Olmstead, 400 N.W.2d at 303 (citations and internal quotation marks omitted). Olmstead warns that suspicion of forum shopping should be aroused "when the plaintiff foregoes the economies afforded by bringing suit at home," and when jurisdictional issues do not explain this litigation decision. Id. (citations and internal quotation marks omitted). As noted, plaintiffs chose to sue in Michigan, an inconvenient forum to which they have no real connection.
Where as here, Michigan's only relevant connection to the claim is the place of collision, and the plaintiff ventured far from home to sue there, only to seek transfer on the ground that Michigan is an inconvenient forum, a Michigan court would likely find that New York's strong interests and the need to discourage forum shopping constitute "rational reasons" to apply New York law. Accordingly, New York law governs plaintiffs' claims for loss of parental consortium, and the district court did not err in finding that plaintiffs could not state a claim for loss of parental consortium against PHH Vehicle.

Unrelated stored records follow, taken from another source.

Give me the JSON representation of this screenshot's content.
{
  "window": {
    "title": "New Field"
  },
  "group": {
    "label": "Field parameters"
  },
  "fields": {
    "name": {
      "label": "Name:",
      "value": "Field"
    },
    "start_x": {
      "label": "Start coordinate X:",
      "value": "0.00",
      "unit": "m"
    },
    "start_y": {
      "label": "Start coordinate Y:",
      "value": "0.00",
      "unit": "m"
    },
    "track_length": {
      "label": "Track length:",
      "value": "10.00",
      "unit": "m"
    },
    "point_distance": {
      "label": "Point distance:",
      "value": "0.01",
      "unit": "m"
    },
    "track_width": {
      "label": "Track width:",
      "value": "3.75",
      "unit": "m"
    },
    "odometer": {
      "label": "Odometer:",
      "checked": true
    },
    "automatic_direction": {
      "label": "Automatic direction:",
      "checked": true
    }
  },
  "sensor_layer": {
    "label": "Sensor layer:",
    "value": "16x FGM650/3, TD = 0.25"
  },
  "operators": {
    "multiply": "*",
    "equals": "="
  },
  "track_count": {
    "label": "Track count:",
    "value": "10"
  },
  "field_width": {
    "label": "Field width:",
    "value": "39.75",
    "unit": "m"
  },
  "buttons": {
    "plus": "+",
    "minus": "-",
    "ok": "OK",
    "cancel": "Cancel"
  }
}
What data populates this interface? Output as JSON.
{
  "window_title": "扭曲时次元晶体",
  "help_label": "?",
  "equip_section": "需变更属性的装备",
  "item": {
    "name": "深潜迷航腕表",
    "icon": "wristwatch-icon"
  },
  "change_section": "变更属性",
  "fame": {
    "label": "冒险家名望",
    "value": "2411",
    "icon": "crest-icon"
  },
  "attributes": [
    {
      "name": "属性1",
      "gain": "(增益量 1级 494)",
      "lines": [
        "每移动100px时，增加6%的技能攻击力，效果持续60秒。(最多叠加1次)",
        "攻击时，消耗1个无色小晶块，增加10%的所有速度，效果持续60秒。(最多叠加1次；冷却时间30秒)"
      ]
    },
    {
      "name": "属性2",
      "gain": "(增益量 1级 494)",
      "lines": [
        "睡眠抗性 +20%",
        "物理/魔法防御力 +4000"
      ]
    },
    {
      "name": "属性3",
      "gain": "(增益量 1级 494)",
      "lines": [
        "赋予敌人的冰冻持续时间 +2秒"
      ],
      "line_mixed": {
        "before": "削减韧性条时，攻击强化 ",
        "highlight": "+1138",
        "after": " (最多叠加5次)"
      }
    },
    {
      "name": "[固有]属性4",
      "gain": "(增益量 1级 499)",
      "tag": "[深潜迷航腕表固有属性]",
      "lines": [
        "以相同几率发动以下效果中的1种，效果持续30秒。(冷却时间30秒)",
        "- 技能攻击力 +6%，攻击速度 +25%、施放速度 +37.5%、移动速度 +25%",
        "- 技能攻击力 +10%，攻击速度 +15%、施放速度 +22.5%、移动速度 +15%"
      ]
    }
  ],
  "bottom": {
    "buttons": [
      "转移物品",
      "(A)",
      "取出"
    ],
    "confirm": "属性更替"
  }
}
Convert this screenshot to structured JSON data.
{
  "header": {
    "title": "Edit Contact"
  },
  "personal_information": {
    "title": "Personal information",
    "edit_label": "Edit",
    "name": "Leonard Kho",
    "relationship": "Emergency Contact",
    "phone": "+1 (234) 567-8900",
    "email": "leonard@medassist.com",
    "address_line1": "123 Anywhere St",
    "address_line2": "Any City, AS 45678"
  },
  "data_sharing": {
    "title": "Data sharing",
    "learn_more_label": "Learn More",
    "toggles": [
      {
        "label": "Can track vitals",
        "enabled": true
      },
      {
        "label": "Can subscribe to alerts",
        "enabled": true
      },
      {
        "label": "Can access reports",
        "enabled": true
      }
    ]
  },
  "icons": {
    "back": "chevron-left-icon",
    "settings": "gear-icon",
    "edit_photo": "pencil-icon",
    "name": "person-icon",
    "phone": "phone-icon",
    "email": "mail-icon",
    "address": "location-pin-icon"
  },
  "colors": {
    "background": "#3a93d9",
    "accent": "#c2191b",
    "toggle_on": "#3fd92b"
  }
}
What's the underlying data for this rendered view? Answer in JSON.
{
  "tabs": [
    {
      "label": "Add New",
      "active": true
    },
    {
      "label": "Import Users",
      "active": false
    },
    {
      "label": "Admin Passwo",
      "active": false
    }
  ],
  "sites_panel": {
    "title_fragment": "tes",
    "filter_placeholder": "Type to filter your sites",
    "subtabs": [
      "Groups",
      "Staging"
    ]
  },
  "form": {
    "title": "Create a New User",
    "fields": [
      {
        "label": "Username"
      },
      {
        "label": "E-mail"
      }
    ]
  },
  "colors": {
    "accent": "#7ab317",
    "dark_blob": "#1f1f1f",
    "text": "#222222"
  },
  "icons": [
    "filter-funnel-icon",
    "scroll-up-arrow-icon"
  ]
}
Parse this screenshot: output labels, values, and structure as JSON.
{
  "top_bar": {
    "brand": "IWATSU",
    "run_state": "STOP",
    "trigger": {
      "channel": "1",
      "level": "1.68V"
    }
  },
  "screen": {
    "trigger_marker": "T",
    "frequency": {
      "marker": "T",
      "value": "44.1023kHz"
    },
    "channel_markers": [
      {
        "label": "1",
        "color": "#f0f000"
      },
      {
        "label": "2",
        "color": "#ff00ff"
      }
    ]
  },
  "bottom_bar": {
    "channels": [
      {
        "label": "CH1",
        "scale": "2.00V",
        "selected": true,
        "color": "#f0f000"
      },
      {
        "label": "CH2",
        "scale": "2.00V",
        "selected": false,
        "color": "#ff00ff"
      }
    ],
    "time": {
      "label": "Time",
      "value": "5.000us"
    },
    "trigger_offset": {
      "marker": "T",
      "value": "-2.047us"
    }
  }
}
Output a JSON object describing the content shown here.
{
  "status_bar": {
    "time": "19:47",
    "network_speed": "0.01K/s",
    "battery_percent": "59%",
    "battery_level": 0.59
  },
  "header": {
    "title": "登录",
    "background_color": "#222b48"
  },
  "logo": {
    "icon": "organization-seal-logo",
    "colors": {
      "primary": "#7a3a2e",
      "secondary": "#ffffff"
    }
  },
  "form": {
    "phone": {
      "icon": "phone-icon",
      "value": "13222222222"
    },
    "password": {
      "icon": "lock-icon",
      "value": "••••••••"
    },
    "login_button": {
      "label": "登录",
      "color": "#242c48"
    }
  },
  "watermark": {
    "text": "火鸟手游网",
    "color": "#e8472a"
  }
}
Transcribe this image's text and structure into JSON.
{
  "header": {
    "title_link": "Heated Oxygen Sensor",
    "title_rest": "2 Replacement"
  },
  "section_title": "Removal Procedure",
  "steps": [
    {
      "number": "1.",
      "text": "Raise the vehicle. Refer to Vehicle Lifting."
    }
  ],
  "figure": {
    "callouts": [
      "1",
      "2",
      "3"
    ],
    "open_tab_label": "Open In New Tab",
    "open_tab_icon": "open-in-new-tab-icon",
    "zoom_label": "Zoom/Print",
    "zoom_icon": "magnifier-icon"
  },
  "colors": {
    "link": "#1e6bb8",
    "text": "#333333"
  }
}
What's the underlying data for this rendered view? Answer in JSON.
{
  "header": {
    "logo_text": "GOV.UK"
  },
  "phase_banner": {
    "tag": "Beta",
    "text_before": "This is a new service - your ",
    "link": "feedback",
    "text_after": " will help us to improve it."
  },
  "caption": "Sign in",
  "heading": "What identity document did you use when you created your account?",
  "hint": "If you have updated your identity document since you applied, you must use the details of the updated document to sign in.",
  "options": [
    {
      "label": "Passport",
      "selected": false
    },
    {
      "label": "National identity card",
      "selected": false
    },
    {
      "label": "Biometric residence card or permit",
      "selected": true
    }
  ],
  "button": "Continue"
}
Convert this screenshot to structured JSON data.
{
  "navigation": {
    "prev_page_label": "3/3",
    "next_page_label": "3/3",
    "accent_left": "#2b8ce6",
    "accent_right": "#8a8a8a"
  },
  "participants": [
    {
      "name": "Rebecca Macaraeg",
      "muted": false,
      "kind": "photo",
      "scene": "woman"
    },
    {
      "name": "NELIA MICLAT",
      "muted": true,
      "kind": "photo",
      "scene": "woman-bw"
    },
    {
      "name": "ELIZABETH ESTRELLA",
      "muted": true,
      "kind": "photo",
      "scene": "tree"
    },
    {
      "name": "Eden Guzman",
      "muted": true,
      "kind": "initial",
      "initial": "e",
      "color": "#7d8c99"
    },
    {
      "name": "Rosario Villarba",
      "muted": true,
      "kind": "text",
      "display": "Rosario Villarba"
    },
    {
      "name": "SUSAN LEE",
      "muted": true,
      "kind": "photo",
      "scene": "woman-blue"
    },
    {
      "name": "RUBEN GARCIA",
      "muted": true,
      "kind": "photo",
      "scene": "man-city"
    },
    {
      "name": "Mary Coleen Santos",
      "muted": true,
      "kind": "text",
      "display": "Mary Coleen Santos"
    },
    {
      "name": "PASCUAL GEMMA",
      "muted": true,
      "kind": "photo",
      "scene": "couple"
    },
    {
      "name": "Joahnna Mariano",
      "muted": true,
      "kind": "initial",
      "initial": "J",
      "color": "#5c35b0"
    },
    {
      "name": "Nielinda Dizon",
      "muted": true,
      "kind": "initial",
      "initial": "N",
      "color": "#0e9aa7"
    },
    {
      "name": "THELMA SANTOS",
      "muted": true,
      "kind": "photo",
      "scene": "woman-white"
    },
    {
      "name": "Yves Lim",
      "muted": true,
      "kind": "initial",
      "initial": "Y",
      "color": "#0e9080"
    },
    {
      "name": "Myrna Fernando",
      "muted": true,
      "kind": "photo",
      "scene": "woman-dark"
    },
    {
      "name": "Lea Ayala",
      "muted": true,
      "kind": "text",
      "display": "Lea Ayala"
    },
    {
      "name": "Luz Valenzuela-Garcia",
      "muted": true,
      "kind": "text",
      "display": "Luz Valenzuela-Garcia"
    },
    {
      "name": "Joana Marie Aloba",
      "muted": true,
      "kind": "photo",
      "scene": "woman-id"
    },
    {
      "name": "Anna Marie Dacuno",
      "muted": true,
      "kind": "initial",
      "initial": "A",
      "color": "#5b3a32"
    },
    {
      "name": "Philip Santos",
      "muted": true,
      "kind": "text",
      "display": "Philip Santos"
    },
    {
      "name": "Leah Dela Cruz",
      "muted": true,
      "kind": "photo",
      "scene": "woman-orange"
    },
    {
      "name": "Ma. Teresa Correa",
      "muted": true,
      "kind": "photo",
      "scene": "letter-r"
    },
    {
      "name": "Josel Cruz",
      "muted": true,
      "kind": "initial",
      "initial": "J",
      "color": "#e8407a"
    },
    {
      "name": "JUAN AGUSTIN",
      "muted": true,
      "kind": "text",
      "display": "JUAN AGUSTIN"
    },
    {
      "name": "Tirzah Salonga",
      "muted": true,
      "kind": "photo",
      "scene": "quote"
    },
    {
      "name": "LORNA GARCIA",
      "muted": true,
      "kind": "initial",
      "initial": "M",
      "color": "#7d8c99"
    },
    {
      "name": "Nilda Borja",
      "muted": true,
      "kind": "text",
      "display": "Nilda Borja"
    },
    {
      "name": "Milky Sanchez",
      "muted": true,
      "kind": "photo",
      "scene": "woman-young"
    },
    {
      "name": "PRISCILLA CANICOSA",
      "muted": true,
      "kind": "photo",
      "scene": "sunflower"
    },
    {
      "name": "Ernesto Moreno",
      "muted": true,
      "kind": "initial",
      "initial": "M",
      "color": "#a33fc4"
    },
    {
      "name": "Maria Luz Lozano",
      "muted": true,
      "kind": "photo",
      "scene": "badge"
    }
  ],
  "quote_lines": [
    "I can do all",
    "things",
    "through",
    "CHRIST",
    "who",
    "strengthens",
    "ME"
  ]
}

II. The Cross-Appeal
In considering plaintiffs' motion for leave to amend, the district court gave consideration to the viability of the claims sought to be pleaded. The cross-appeal of defendant PHH Corporation challenges two
We have no jurisdiction to consider this cross-appeal. The only named defendant is PHH Corporation, which has no standing to appeal the district court's decision. "[A] prevailing party cannot appeal from a district court judgment in its favor." Ashley v. Boehringer Ingelheim Pharmaceuticals (In re DES Litigation), 7 F.3d 20, 23 (2d Cir.1993) (hereinafter "In re DES Litigation"); see also Concerned Citizens of Cohocton Valley, Inc. v. New York State Dep't of Environmental Conservation, 127 F.3d 201, 204 (2d Cir.1997). The court granted PHH Corporation's motion to dismiss the complaint because it is not the real party-in-interest and plaintiffs have no claim against it. The district court's conclusions relating to the physical injury and emotional distress claims cannot affect PHH Corporation.
PHH Vehicle does face potential legal liability on the physical injury and emotional distress claims, but that entity is not a party to this case: it was not named in the complaint (in fact, that was the whole point of the motion to amend) and it did not intervene.
The judgment of the district court is affirmed and defendant's cross-appeal is dismissed.
(emphasis added) (alterations in original). But the notice of appeal cannot by itself confer standing on PHH Vehicle. We note also that even if PHH Vehicle was a party to this appeal, it still would not have standing to appeal the district court's ruling; PHH Vehicle succeeded in precluding plaintiffs from amending the complaint and the district court's conclusions relating to the physical and emotional injury claims have no preclusive effect because they were unnecessary to the judgment. See, e.g., In re DES Litigation, 7 F.3d at 23.